Supplied material -
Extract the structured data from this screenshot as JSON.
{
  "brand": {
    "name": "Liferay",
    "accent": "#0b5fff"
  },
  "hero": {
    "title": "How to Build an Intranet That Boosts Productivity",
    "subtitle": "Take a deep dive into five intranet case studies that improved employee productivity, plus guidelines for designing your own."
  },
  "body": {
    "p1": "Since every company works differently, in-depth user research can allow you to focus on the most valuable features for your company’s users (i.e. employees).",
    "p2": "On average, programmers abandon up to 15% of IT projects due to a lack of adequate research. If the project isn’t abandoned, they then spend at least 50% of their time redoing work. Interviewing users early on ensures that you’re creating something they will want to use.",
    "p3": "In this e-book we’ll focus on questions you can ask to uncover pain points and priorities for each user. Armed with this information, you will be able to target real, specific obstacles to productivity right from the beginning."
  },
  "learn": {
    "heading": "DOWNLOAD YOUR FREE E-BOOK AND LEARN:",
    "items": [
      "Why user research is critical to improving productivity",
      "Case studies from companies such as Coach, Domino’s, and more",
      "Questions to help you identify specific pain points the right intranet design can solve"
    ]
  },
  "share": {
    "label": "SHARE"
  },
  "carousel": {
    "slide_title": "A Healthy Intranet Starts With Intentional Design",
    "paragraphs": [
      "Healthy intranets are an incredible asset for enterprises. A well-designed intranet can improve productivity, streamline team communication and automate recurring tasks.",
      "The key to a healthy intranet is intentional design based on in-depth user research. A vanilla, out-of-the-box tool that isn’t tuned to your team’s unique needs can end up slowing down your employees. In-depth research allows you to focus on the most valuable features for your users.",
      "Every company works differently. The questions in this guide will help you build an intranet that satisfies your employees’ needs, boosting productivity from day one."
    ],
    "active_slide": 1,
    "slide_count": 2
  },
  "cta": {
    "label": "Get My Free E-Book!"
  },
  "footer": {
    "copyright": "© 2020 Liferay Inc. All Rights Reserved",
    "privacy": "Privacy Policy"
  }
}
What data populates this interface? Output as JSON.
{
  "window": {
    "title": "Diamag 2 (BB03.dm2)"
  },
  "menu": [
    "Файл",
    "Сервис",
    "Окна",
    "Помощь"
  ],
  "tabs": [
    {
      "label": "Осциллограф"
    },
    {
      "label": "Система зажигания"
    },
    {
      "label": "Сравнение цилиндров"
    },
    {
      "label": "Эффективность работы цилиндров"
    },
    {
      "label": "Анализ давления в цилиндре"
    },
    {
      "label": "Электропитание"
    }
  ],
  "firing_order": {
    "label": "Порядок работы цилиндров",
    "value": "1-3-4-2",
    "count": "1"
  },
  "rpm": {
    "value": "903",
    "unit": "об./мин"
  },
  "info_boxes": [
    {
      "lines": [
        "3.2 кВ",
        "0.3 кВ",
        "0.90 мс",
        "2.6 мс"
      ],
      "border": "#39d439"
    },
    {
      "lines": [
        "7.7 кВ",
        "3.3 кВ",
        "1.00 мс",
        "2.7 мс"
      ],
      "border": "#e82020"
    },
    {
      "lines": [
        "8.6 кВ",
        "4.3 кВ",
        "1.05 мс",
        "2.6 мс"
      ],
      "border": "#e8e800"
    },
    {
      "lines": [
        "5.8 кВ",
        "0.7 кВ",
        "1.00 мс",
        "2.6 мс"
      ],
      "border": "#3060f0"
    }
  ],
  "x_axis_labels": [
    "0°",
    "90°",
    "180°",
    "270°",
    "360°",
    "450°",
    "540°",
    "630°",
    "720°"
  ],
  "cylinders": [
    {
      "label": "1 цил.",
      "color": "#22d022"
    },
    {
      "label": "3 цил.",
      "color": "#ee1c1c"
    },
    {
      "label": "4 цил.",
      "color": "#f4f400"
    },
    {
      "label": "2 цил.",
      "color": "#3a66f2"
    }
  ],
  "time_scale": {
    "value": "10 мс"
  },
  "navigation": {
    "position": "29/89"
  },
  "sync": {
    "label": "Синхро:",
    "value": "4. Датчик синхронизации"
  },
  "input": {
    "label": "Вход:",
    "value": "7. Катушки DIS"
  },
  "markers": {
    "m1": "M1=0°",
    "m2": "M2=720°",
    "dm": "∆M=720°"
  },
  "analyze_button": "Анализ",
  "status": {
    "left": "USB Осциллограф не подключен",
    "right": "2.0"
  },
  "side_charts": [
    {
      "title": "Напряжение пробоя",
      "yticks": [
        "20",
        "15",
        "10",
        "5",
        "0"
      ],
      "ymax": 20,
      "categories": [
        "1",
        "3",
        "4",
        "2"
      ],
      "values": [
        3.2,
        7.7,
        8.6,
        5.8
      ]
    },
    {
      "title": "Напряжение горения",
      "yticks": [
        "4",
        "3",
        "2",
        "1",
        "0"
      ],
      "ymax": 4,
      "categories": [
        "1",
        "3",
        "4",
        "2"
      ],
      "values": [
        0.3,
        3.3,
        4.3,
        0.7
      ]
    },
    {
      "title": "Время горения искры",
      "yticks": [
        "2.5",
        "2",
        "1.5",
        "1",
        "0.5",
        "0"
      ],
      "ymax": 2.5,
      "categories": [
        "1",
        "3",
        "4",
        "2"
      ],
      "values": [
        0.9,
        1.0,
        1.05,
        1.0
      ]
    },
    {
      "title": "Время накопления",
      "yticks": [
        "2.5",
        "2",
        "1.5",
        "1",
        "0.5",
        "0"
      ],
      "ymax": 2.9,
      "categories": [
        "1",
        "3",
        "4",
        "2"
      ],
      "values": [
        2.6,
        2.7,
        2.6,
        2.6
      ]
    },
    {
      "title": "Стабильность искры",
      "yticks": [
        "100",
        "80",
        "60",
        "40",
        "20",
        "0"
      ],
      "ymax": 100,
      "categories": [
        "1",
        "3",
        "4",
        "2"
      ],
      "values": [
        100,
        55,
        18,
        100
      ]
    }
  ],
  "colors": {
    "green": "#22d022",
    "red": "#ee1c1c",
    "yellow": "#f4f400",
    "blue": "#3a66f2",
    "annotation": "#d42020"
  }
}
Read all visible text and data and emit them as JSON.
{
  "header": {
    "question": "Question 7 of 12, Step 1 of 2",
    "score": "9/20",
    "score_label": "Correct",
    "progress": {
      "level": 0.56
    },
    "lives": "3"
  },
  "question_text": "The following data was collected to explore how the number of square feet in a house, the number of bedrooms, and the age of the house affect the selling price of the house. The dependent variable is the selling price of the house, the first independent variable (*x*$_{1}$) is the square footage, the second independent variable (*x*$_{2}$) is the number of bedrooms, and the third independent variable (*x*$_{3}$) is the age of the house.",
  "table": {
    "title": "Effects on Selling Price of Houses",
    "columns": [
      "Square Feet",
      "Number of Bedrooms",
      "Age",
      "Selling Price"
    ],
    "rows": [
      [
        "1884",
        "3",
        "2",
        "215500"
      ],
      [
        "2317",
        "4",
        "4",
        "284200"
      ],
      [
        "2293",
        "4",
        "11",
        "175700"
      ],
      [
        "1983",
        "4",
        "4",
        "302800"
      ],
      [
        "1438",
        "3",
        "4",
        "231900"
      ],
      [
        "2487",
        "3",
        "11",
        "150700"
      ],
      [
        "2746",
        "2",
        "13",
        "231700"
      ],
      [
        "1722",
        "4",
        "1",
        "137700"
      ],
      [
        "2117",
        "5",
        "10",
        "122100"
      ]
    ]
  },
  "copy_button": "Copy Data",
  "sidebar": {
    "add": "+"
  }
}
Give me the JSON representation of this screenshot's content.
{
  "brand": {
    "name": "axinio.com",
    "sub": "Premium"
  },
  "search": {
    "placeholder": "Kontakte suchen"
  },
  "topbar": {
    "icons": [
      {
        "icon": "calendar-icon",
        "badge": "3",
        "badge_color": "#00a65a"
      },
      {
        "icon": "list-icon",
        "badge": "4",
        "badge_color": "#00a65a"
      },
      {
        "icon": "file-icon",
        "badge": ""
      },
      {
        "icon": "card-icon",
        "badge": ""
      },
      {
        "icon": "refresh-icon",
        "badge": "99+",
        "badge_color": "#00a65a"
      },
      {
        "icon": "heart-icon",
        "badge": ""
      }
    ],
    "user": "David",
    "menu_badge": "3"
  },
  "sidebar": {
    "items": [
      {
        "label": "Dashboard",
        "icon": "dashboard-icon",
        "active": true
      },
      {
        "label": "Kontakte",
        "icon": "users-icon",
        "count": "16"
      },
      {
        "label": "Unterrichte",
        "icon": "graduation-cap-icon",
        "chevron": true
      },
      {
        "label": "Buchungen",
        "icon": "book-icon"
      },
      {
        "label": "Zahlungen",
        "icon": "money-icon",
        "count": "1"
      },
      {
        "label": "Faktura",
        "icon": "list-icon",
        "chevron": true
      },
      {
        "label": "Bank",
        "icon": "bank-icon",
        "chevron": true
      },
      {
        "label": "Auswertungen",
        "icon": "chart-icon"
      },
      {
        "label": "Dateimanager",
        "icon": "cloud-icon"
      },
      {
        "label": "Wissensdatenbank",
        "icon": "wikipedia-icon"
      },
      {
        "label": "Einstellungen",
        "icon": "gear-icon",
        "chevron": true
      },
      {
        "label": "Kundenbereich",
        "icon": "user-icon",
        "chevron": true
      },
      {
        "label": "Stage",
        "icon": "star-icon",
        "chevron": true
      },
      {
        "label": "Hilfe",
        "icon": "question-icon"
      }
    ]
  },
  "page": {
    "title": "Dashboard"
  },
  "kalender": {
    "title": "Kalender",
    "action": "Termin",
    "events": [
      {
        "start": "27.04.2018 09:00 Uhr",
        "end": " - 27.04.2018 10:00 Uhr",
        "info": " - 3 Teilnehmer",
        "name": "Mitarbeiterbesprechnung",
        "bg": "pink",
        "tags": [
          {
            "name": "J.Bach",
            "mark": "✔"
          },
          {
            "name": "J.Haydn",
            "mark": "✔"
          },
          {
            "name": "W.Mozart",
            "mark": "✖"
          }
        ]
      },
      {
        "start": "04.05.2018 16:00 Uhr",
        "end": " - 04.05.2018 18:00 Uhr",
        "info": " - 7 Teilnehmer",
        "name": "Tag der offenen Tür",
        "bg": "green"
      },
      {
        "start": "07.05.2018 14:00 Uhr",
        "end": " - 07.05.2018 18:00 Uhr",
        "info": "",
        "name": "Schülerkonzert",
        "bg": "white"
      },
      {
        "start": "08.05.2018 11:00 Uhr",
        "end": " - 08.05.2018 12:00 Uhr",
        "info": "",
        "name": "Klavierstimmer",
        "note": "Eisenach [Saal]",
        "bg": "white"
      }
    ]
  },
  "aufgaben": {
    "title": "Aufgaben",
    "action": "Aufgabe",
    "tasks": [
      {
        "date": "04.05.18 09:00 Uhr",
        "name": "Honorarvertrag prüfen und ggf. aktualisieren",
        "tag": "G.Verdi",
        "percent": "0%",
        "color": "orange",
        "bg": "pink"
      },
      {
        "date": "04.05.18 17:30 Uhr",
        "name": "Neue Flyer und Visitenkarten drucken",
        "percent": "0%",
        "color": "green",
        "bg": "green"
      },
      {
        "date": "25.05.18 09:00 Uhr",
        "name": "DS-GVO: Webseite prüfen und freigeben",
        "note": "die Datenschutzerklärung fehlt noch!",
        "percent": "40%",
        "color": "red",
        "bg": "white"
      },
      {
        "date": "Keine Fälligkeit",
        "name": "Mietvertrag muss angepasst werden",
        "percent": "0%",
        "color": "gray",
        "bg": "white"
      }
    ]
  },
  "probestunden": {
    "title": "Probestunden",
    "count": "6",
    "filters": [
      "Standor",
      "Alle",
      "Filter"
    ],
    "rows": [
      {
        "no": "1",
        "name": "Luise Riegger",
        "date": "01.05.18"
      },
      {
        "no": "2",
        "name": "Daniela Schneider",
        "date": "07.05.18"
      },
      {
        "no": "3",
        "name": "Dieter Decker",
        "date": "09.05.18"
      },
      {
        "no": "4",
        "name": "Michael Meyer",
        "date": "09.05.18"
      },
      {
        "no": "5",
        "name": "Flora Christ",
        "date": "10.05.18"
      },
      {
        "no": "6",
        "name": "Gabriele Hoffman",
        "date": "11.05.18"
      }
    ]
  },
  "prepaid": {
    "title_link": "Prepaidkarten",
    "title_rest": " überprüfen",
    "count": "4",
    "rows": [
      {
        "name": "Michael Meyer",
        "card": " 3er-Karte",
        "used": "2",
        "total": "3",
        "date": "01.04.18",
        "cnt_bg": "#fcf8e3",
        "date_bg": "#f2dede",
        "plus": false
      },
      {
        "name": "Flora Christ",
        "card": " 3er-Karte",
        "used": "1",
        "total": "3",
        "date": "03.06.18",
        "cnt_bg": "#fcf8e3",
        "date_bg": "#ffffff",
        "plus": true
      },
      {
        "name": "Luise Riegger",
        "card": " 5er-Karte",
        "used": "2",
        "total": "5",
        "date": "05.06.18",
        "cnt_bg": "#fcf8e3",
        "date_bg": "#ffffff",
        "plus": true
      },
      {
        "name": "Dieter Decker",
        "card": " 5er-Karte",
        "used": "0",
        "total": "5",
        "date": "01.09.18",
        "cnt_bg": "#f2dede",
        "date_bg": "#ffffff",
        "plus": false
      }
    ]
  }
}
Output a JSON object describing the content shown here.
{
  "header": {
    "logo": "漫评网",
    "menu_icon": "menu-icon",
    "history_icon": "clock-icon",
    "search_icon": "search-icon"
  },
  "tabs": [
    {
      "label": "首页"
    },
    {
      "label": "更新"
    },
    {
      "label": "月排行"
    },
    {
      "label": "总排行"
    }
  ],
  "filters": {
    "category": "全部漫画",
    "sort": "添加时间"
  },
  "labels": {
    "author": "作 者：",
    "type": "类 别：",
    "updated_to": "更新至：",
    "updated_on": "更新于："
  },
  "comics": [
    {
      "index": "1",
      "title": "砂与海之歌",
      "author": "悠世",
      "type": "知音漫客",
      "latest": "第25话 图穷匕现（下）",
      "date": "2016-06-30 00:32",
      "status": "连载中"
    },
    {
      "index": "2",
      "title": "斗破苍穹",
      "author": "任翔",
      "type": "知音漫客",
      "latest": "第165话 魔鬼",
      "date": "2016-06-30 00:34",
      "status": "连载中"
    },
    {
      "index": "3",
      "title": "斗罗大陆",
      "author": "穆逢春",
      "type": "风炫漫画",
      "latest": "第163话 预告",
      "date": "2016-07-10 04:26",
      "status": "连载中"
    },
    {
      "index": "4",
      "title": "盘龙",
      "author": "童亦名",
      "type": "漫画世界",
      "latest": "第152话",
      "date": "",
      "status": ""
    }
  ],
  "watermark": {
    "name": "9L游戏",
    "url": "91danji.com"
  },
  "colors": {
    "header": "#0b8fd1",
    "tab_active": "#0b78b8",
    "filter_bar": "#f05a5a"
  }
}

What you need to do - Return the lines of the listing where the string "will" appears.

Problem solution -
    "p2": "On average, programmers abandon up to 15% of IT projects due to a lack of adequate research. If the project isn’t abandoned, they then spend at least 50% of their time redoing work. Interviewing users early on ensures that you’re creating something they will want to use.",
    "p3": "In this e-book we’ll focus on questions you can ask to uncover pain points and priorities for each user. Armed with this information, you will be able to target real, specific obstacles to productivity right from the beginning."
      "Every company works differently. The questions in this guide will help you build an intranet that satisfies your employees’ needs, boosting productivity from day one."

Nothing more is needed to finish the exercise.